- _LISTED ENTRIES_:
╭──
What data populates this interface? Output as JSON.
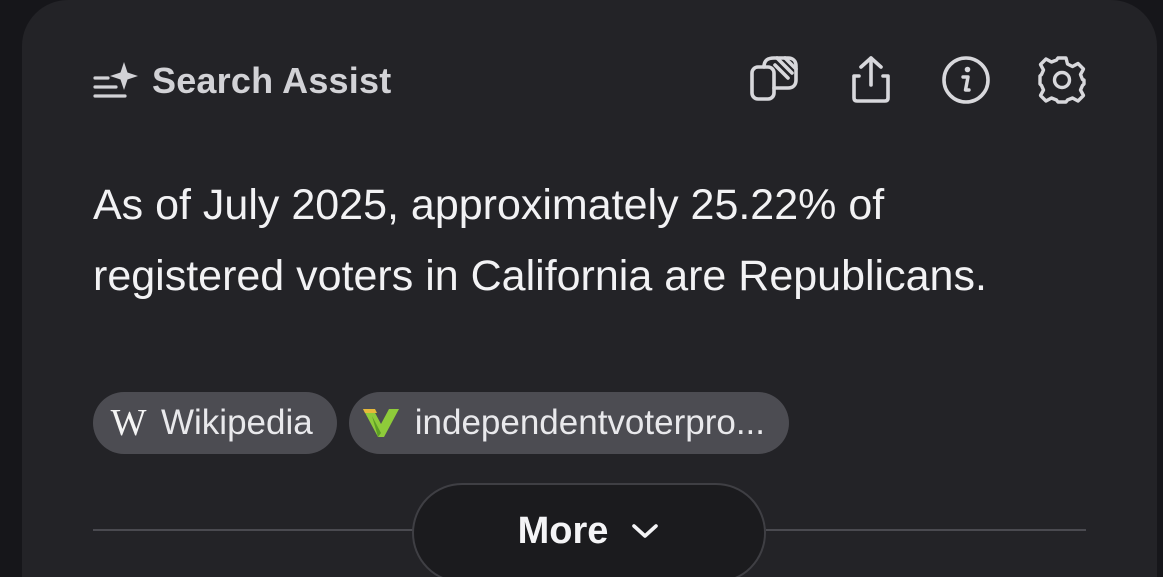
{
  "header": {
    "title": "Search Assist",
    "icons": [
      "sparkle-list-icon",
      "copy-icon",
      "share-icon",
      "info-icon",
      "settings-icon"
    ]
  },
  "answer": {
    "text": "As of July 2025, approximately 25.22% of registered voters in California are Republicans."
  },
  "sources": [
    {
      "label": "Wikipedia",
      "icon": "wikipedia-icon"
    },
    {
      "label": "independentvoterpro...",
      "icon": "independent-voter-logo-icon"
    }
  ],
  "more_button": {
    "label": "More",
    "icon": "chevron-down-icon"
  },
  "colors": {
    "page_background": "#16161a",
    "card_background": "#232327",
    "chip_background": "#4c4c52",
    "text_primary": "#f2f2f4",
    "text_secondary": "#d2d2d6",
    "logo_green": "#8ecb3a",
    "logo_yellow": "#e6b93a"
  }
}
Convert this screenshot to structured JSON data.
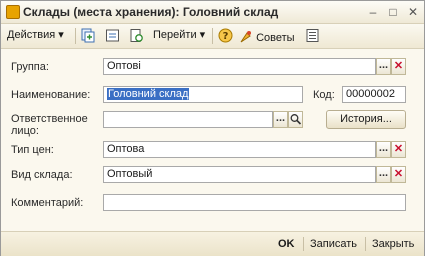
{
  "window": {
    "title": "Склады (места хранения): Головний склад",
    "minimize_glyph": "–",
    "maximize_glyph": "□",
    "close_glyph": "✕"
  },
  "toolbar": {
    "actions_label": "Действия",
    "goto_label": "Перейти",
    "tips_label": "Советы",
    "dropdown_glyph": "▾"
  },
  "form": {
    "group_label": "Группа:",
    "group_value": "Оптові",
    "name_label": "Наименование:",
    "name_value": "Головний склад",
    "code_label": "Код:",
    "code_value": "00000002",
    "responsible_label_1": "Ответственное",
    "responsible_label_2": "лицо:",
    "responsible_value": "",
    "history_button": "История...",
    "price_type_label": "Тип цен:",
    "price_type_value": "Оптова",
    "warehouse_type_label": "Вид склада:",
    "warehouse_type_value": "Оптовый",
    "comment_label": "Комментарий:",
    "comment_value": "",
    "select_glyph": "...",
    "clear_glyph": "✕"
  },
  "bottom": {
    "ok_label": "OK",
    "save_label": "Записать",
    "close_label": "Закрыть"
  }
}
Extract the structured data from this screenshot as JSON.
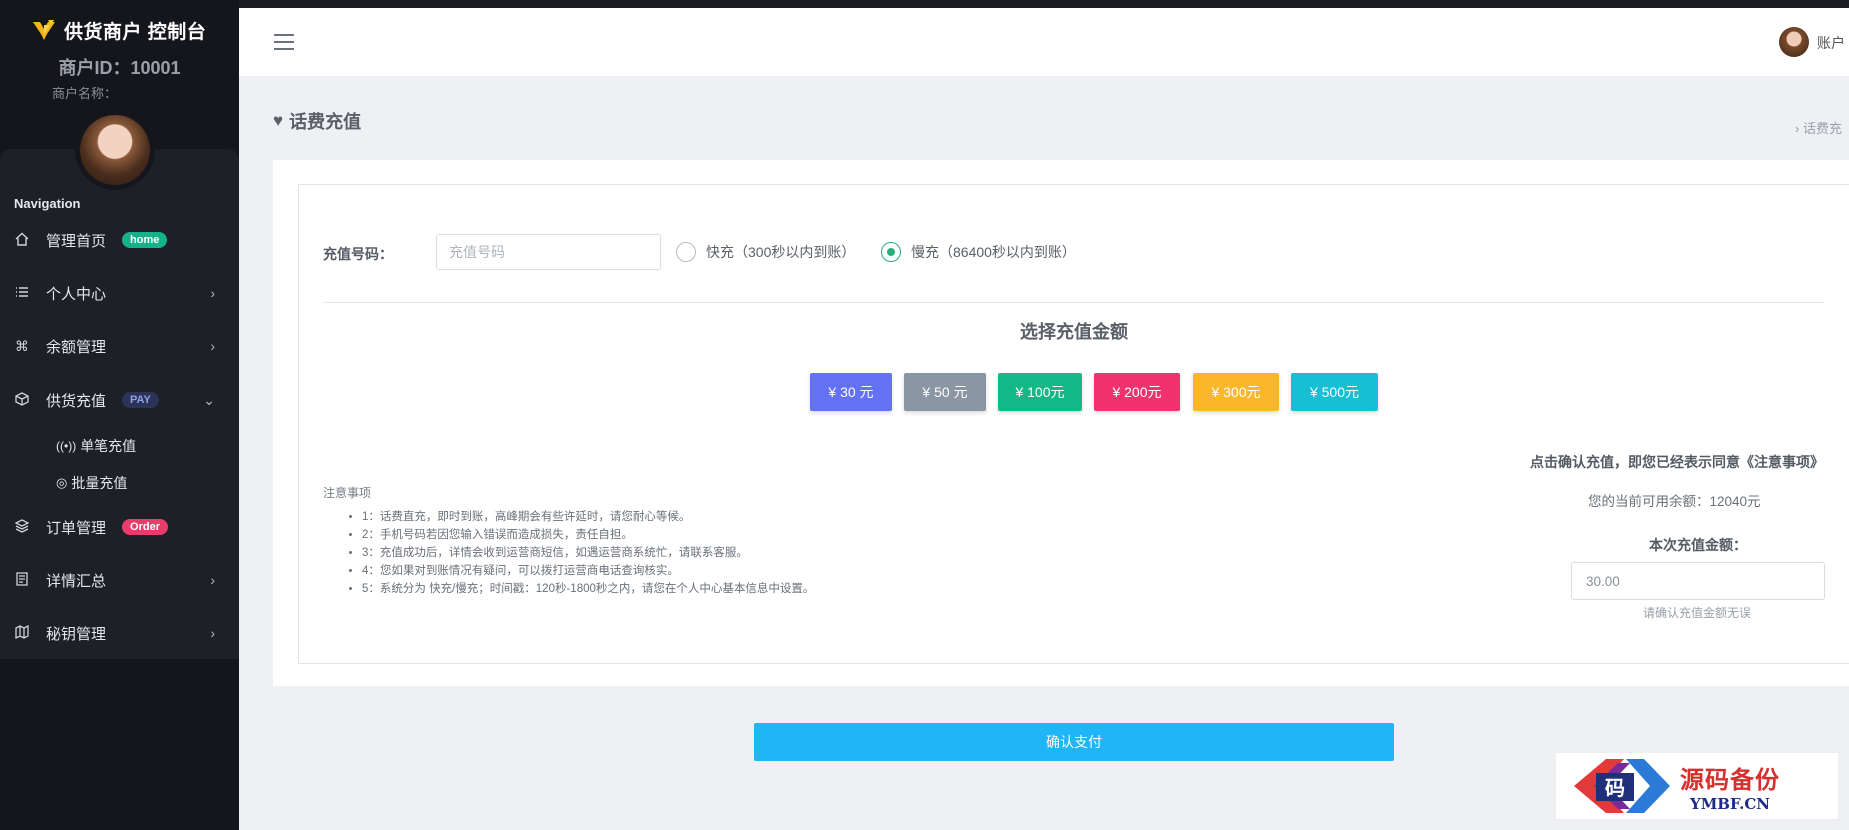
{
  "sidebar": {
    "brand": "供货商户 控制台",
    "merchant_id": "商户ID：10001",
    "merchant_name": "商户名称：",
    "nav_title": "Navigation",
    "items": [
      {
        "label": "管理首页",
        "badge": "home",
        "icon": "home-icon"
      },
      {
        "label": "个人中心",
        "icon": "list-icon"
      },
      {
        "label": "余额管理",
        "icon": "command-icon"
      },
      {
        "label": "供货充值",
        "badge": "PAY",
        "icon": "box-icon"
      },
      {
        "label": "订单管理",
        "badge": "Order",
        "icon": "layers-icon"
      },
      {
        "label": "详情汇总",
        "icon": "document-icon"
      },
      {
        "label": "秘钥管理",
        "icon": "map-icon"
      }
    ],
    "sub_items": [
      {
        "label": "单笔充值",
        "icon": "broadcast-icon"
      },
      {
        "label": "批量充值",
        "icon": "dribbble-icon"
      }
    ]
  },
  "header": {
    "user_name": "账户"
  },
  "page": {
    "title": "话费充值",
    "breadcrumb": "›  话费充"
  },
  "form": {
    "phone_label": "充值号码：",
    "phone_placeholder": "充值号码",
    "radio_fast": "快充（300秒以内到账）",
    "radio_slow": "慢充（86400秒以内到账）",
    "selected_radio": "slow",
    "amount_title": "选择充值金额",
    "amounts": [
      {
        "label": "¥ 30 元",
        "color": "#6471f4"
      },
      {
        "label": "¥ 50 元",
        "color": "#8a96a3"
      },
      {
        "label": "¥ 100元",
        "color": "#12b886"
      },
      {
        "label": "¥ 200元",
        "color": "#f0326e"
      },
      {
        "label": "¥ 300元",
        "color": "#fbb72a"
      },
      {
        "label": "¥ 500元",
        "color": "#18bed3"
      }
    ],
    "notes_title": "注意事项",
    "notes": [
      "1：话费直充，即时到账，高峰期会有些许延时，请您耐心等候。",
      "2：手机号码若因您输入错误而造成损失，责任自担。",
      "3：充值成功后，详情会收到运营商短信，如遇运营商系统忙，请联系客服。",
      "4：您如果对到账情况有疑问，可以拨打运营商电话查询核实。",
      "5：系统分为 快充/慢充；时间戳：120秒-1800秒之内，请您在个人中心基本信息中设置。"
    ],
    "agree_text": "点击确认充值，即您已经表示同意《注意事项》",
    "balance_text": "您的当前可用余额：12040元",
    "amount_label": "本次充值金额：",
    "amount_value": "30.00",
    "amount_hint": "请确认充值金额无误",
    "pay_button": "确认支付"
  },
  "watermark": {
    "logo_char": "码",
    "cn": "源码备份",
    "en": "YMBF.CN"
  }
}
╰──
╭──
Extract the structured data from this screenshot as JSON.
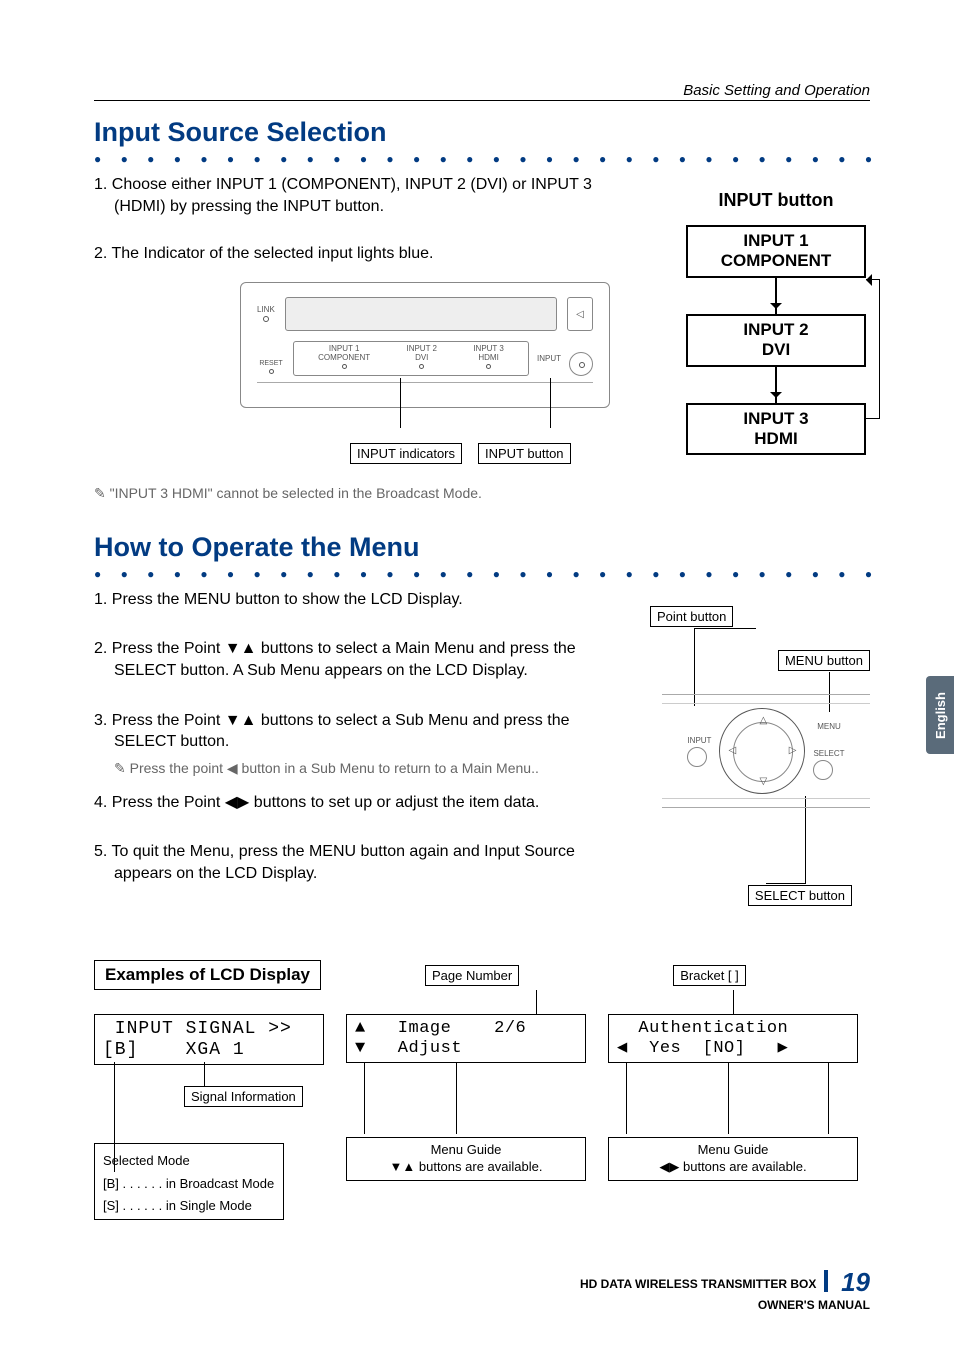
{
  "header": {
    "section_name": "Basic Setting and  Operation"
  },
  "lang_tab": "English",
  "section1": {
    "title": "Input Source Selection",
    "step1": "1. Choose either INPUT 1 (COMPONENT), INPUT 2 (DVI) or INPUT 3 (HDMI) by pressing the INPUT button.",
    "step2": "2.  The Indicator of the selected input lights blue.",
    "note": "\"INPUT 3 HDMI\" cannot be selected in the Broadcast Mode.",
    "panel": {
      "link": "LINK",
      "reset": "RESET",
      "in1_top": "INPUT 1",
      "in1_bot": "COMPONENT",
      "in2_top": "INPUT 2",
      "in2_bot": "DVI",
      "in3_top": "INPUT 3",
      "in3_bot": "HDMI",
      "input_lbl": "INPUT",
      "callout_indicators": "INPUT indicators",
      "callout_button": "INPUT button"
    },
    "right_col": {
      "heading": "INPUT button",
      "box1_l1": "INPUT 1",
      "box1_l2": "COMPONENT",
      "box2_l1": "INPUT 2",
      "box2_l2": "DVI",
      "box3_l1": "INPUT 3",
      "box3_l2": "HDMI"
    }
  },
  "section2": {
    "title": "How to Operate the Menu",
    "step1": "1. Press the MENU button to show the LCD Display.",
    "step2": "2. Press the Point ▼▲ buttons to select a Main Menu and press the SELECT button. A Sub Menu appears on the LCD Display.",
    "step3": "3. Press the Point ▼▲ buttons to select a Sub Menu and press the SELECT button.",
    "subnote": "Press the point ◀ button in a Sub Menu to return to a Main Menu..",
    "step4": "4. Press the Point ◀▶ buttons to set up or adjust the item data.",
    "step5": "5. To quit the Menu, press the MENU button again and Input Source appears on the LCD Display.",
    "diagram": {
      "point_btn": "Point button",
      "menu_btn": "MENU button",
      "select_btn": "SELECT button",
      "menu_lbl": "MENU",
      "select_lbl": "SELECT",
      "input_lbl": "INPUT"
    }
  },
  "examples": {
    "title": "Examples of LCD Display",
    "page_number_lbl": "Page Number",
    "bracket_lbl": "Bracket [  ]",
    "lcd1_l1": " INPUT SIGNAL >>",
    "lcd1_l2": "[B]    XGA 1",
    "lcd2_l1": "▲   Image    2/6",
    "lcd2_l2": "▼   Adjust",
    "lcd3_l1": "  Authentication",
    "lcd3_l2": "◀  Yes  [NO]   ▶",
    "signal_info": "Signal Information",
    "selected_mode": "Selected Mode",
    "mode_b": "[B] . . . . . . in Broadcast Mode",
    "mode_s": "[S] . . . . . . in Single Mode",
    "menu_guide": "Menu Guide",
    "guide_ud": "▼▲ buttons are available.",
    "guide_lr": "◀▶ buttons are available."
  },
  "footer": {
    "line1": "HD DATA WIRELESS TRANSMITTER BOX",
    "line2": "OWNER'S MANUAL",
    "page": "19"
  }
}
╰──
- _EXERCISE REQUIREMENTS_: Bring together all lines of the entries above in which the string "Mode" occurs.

- _ANSWER AREA_:
    "note": "\"INPUT 3 HDMI\" cannot be selected in the Broadcast Mode.",
    "selected_mode": "Selected Mode",
    "mode_b": "[B] . . . . . . in Broadcast Mode",
    "mode_s": "[S] . . . . . . in Single Mode",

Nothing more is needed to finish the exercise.